“ALEX, Alex, WAKE UPPP.” I jolt awake, thinking it must be an earthquake or some sort of emergency. But no. It’s just ten virtual strangers who had climbed through the window of my residence and were now banging on my door and forcing me out of my much-needed sleep. In any other context, that would be illegal. But here at Stanford, this is apparently a necessary and fun custom for welcoming students into different communities on campus.
The first few seconds of the dreaded 6 a.m. rollouts can accurately be described, in my opinion, as hell on earth. Maybe the pain dulls slightly as you see the sun peaking through the palm trees, or as they distract you from your lack of sleep by feeding you doughnuts and coffee, or when those who are being rolled out leave and the noise eventually dies down. But even in the moments of sweet relief in which my eardrums are not being chastised with the torture of early morning yelling and door-beating, I still hear it incessantly replaying in my mind, over and over again.
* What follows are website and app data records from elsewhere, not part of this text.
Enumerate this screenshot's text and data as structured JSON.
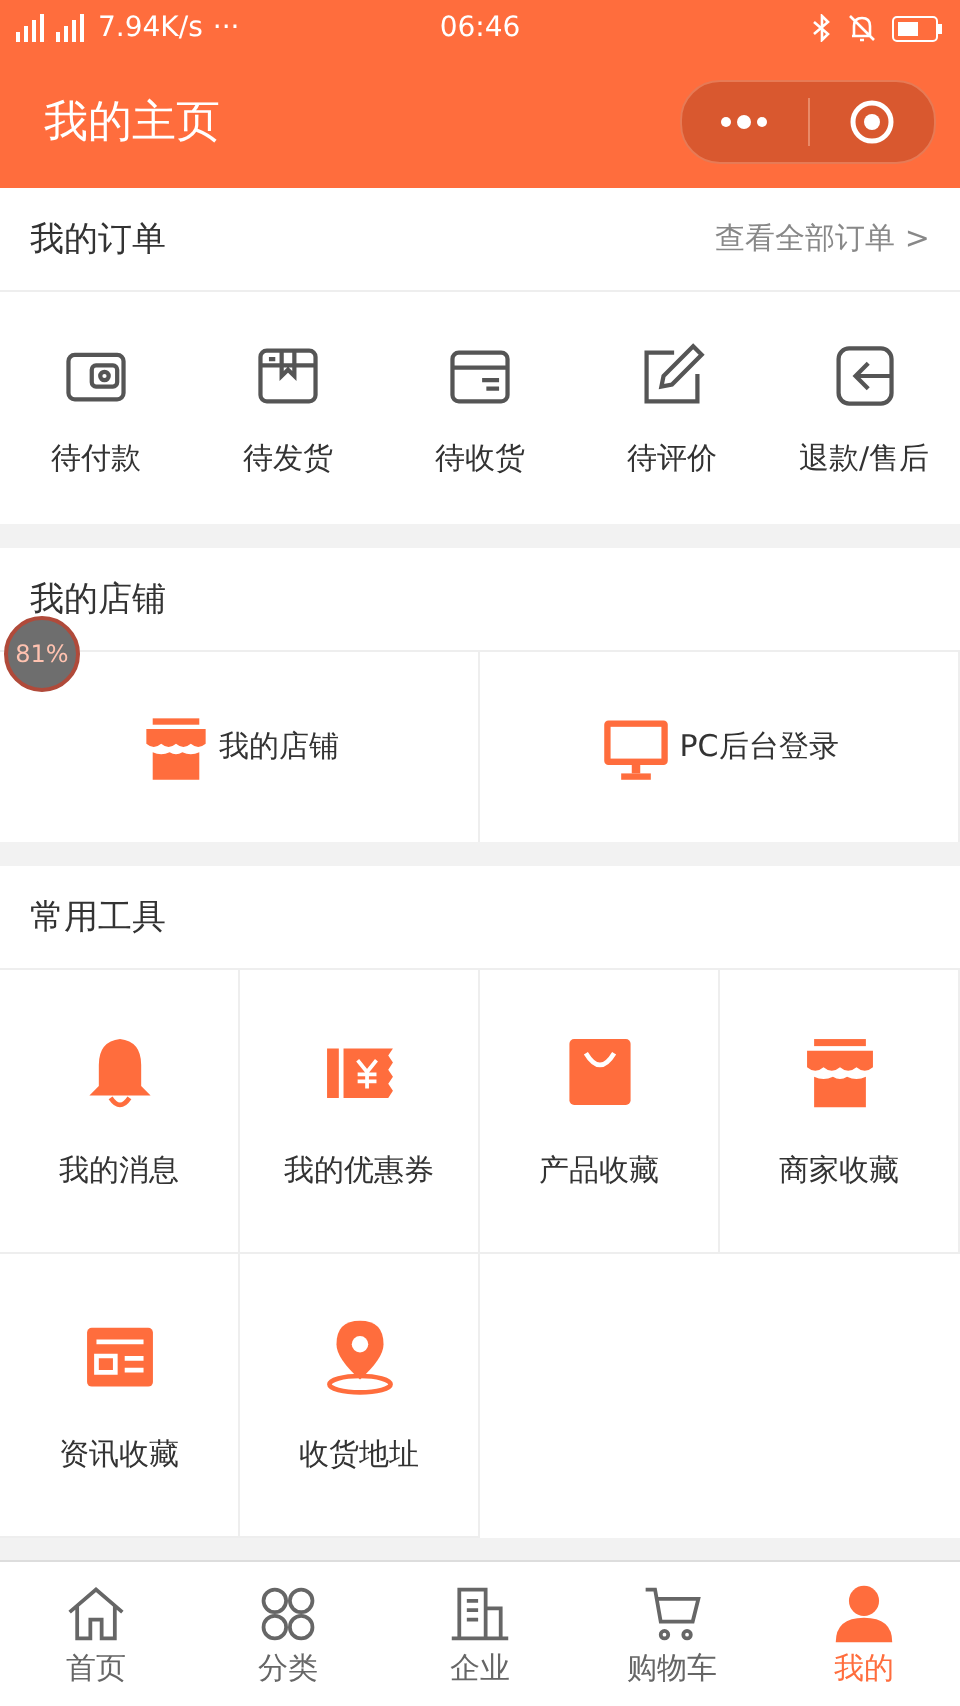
{
  "status_bar": {
    "speed": "7.94K/s",
    "more": "···",
    "time": "06:46"
  },
  "nav": {
    "title": "我的主页"
  },
  "orders": {
    "title": "我的订单",
    "link": "查看全部订单 >",
    "items": [
      {
        "kind": "wallet",
        "label": "待付款"
      },
      {
        "kind": "package",
        "label": "待发货"
      },
      {
        "kind": "box",
        "label": "待收货"
      },
      {
        "kind": "edit",
        "label": "待评价"
      },
      {
        "kind": "return",
        "label": "退款/售后"
      }
    ]
  },
  "shop": {
    "title": "我的店铺",
    "badge": "81%",
    "items": [
      {
        "kind": "store",
        "label": "我的店铺"
      },
      {
        "kind": "monitor",
        "label": "PC后台登录"
      }
    ]
  },
  "tools": {
    "title": "常用工具",
    "items": [
      {
        "kind": "bell",
        "label": "我的消息"
      },
      {
        "kind": "coupon",
        "label": "我的优惠券"
      },
      {
        "kind": "bag",
        "label": "产品收藏"
      },
      {
        "kind": "store",
        "label": "商家收藏"
      },
      {
        "kind": "news",
        "label": "资讯收藏"
      },
      {
        "kind": "pin",
        "label": "收货地址"
      }
    ]
  },
  "tab_bar": [
    {
      "kind": "home",
      "label": "首页",
      "selected": false
    },
    {
      "kind": "grid",
      "label": "分类",
      "selected": false
    },
    {
      "kind": "building",
      "label": "企业",
      "selected": false
    },
    {
      "kind": "cart",
      "label": "购物车",
      "selected": false
    },
    {
      "kind": "person",
      "label": "我的",
      "selected": true
    }
  ]
}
Okay… so maybe I’m being slightly dramatic. As I embark on my fifth week as a Stanford frosh, I am now well accustomed to the rollouts. Despite their often unwelcome appearance, and the knowledge that they will probably never really stop, they, among other experiences, have taught me a lot about getting around on the Farm. I now often feel like something is missing when the first thing I hear in the morning isn’t that familiar chorus of voices mingled with loud knocking. Despite the initial suffering, rollouts have actually made me more flexible and willing to adjust to all that life at Stanford holds. I have taken them in my stride and learned to live and be content with the inevitability of my changing sleeping habits and morning routine.
Something perhaps slightly worse than being rolled out by the chamber orchestra or juggling club is being rolled out by paramedics in an ambulance after making that fateful decision to have just one more white claw at that K Sig party. This is maybe not the ideal way to get around campus, but what do I know, I’m just a freshman. Unless you have a spare $1800 just lying around ready to be used on a ride to the hospital, I would try to avoid this particular mode of transportation. And if you happen to be a deep sleeper who has had a bit too much to drink, instead of deciding to take a nap in the lounge a few feet away from your RF’s apartment, maybe think about making the trip up to your dorm room. Just a suggestion though.
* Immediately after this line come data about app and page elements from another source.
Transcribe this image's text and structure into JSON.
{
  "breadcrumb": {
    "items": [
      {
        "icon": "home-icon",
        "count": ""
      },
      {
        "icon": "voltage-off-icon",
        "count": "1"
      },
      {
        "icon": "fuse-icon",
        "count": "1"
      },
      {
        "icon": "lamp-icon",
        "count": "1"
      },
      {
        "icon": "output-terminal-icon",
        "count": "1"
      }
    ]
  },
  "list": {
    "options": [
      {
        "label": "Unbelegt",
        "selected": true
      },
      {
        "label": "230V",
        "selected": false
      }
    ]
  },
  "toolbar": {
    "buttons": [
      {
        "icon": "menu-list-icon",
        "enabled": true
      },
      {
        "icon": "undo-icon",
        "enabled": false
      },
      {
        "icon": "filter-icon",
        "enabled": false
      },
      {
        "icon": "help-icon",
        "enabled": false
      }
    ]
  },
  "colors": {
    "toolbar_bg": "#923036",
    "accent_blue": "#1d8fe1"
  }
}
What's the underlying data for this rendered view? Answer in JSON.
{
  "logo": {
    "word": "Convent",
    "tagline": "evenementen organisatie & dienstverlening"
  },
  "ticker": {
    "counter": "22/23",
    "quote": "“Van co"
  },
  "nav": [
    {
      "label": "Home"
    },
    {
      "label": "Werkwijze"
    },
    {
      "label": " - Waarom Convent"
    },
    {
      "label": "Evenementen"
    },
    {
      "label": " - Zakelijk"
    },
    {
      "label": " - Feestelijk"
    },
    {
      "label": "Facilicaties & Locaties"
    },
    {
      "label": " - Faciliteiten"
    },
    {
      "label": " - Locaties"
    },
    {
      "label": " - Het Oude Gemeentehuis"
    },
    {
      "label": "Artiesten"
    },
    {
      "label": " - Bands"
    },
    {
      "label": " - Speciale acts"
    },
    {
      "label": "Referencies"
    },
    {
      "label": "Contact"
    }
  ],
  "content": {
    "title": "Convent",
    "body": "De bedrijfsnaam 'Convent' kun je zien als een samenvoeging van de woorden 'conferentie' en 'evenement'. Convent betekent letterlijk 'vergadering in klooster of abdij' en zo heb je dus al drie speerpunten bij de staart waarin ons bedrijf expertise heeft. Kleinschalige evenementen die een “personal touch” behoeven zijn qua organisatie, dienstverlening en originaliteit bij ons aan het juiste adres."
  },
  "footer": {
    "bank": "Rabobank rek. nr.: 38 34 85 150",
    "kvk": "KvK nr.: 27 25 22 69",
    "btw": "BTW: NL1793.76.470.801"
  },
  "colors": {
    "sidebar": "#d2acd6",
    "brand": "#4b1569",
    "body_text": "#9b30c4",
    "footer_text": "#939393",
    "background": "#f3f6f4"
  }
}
And then we arrive at the topic of the simply delightful activity of biking on the Farm. “Biking,” I thought to myself before coming to Stanford, “how hard can that be? I’ve been doing it since I was seven.” Little did I know that biking around Stanford would be one of the most terrifying experiences of my life. I was so blissfully ignorant of the perils to come when I happily glided out from the campus bike shop towards Stern, only to see my life flash before my eyes as a maniac on an electric scooter cut me off. Later that week at around 10 p.m., I had no idea where I was going when I was biking to an audition. So I pulled up the directions on Tree Maps, and just as I had started getting the hang of this whole biking-while-looking-at-my-phone thing, I toppled into a bush on the side of the road. At this point, I was scratched up, frazzled and 40 minutes late for the audition, but somehow, something told me I had to still go. I owed it to myself.
So I guess what I’m trying to say is that if biking is your chosen method of transportation, do not use Tree Maps at the same time unless you have a lot of experience — something that I was lacking. And another thing: no matter how cool you think other people look, do not try and bike with no hands until you’re really sure you can do it. Believe me.
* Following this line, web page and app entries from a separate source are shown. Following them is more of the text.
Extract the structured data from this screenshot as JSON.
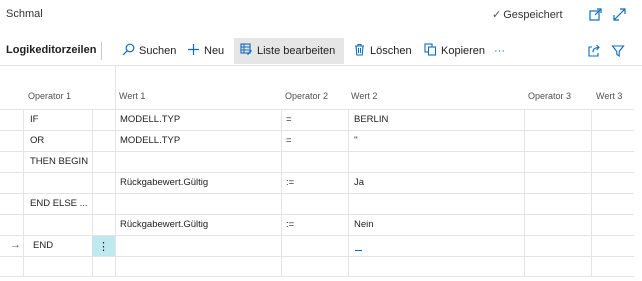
{
  "header": {
    "title": "Schmal",
    "saved_status": "Gespeichert"
  },
  "toolbar": {
    "title": "Logikeditorzeilen",
    "search": "Suchen",
    "new": "Neu",
    "edit_list": "Liste bearbeiten",
    "delete": "Löschen",
    "copy": "Kopieren",
    "more": "···"
  },
  "columns": [
    "Operator 1",
    "Wert 1",
    "Operator 2",
    "Wert 2",
    "Operator 3",
    "Wert 3"
  ],
  "rows": [
    {
      "op1": "IF",
      "wert1": "MODELL.TYP",
      "op2": "=",
      "wert2": "BERLIN"
    },
    {
      "op1": "OR",
      "wert1": "MODELL.TYP",
      "op2": "=",
      "wert2": "''"
    },
    {
      "op1": "THEN BEGIN",
      "wert1": "",
      "op2": "",
      "wert2": ""
    },
    {
      "op1": "",
      "wert1": "Rückgabewert.Gültig",
      "op2": ":=",
      "wert2": "Ja"
    },
    {
      "op1": "END ELSE ...",
      "wert1": "",
      "op2": "",
      "wert2": ""
    },
    {
      "op1": "",
      "wert1": "Rückgabewert.Gültig",
      "op2": ":=",
      "wert2": "Nein"
    },
    {
      "op1": "END",
      "wert1": "",
      "op2": "",
      "wert2": ""
    },
    {
      "op1": "",
      "wert1": "",
      "op2": "",
      "wert2": ""
    }
  ],
  "icons": {
    "saved": "check-icon",
    "open_new_window": "open-in-new-window-icon",
    "collapse": "collapse-icon",
    "search": "search-icon",
    "new": "plus-icon",
    "edit_list": "edit-list-icon",
    "delete": "trash-icon",
    "copy": "copy-icon",
    "share": "share-icon",
    "filter": "filter-icon",
    "current_row": "arrow-right-icon",
    "row_actions": "vertical-dots-icon"
  },
  "colors": {
    "accent": "#0f6cbd",
    "selected_cell": "#bfe9ee",
    "active_button_bg": "#e6e6e6"
  }
}
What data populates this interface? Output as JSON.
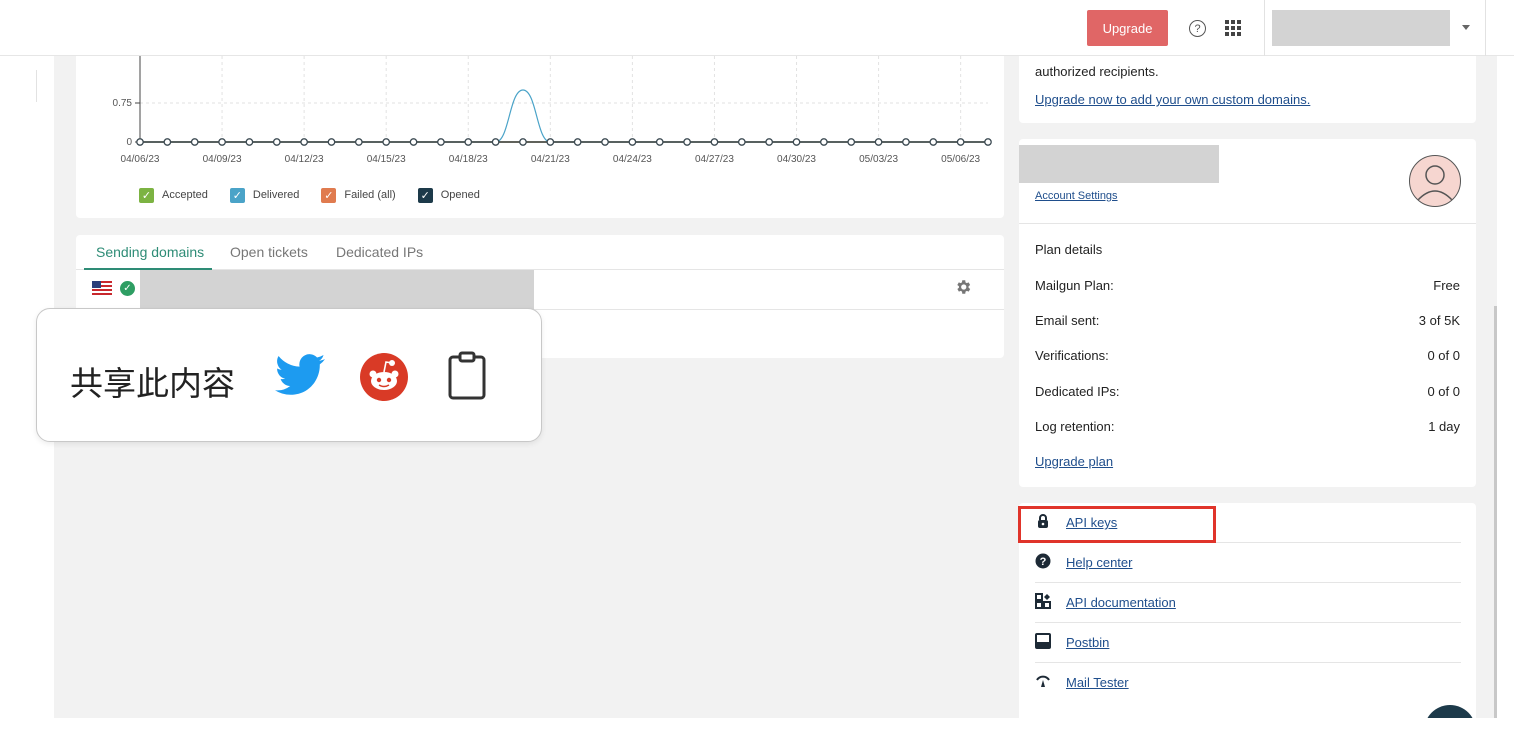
{
  "header": {
    "upgrade_label": "Upgrade",
    "help_icon_glyph": "?"
  },
  "chart_data": {
    "type": "line",
    "x": [
      "04/06/23",
      "04/07/23",
      "04/08/23",
      "04/09/23",
      "04/10/23",
      "04/11/23",
      "04/12/23",
      "04/13/23",
      "04/14/23",
      "04/15/23",
      "04/16/23",
      "04/17/23",
      "04/18/23",
      "04/19/23",
      "04/20/23",
      "04/21/23",
      "04/22/23",
      "04/23/23",
      "04/24/23",
      "04/25/23",
      "04/26/23",
      "04/27/23",
      "04/28/23",
      "04/29/23",
      "04/30/23",
      "05/01/23",
      "05/02/23",
      "05/03/23",
      "05/04/23",
      "05/05/23",
      "05/06/23",
      "05/07/23"
    ],
    "tick_labels": [
      "04/06/23",
      "04/09/23",
      "04/12/23",
      "04/15/23",
      "04/18/23",
      "04/21/23",
      "04/24/23",
      "04/27/23",
      "04/30/23",
      "05/03/23",
      "05/06/23"
    ],
    "y_tick_labels": [
      "0.75",
      "0"
    ],
    "series": [
      {
        "name": "Accepted",
        "color": "#7cb342",
        "values": [
          0,
          0,
          0,
          0,
          0,
          0,
          0,
          0,
          0,
          0,
          0,
          0,
          0,
          0,
          0,
          0,
          0,
          0,
          0,
          0,
          0,
          0,
          0,
          0,
          0,
          0,
          0,
          0,
          0,
          0,
          0,
          0
        ]
      },
      {
        "name": "Delivered",
        "color": "#4aa3c8",
        "values": [
          0,
          0,
          0,
          0,
          0,
          0,
          0,
          0,
          0,
          0,
          0,
          0,
          0,
          0,
          1,
          0,
          0,
          0,
          0,
          0,
          0,
          0,
          0,
          0,
          0,
          0,
          0,
          0,
          0,
          0,
          0,
          0
        ]
      },
      {
        "name": "Failed (all)",
        "color": "#e07b4f",
        "values": [
          0,
          0,
          0,
          0,
          0,
          0,
          0,
          0,
          0,
          0,
          0,
          0,
          0,
          0,
          0,
          0,
          0,
          0,
          0,
          0,
          0,
          0,
          0,
          0,
          0,
          0,
          0,
          0,
          0,
          0,
          0,
          0
        ]
      },
      {
        "name": "Opened",
        "color": "#1d3a4a",
        "values": [
          0,
          0,
          0,
          0,
          0,
          0,
          0,
          0,
          0,
          0,
          0,
          0,
          0,
          0,
          0,
          0,
          0,
          0,
          0,
          0,
          0,
          0,
          0,
          0,
          0,
          0,
          0,
          0,
          0,
          0,
          0,
          0
        ]
      }
    ],
    "ylim": [
      0,
      1
    ]
  },
  "legend": [
    {
      "label": "Accepted",
      "color": "#7cb342"
    },
    {
      "label": "Delivered",
      "color": "#4aa3c8"
    },
    {
      "label": "Failed (all)",
      "color": "#e07b4f"
    },
    {
      "label": "Opened",
      "color": "#1d3a4a"
    }
  ],
  "domains": {
    "tabs": [
      "Sending domains",
      "Open tickets",
      "Dedicated IPs"
    ],
    "active_tab": "Sending domains"
  },
  "share": {
    "label": "共享此内容",
    "icons": [
      "twitter-icon",
      "reddit-icon",
      "clipboard-icon"
    ]
  },
  "sandbox_card": {
    "text": "authorized recipients.",
    "link": "Upgrade now to add your own custom domains."
  },
  "account": {
    "settings_link": "Account Settings"
  },
  "plan": {
    "title": "Plan details",
    "rows": [
      {
        "label": "Mailgun Plan:",
        "value": "Free"
      },
      {
        "label": "Email sent:",
        "value": "3 of 5K"
      },
      {
        "label": "Verifications:",
        "value": "0 of 0"
      },
      {
        "label": "Dedicated IPs:",
        "value": "0 of 0"
      },
      {
        "label": "Log retention:",
        "value": "1 day"
      }
    ],
    "upgrade_link": "Upgrade plan"
  },
  "links": [
    {
      "label": "API keys",
      "icon": "lock-icon"
    },
    {
      "label": "Help center",
      "icon": "question-icon"
    },
    {
      "label": "API documentation",
      "icon": "widgets-icon"
    },
    {
      "label": "Postbin",
      "icon": "inbox-icon"
    },
    {
      "label": "Mail Tester",
      "icon": "mail-tester-icon"
    }
  ]
}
I got into that group that I auditioned for, and I love it, after being so close to giving up and turning around. Moral of the story: don’t give up. Even if it’s pitch black, you have no bike light, you’ve already fallen and cried twice and you feel like the entire world is against you, you’ve gone through too much in the journey not to get to the destination. At the end of the day, I am literally only four weeks in, but in the month that I’ve been here, I already feel like I’ve grown so much, and I am constantly adapting so as to view my failures not as a negative, but instead as opportunities for growth. I still have a lot to learn about getting around on the Farm, but I’m finding my own way, slowly but surely. We’ve all got this, and we’re getting around just fine.
Contact Alex Riklin at ariklin ‘at’ stanford.edu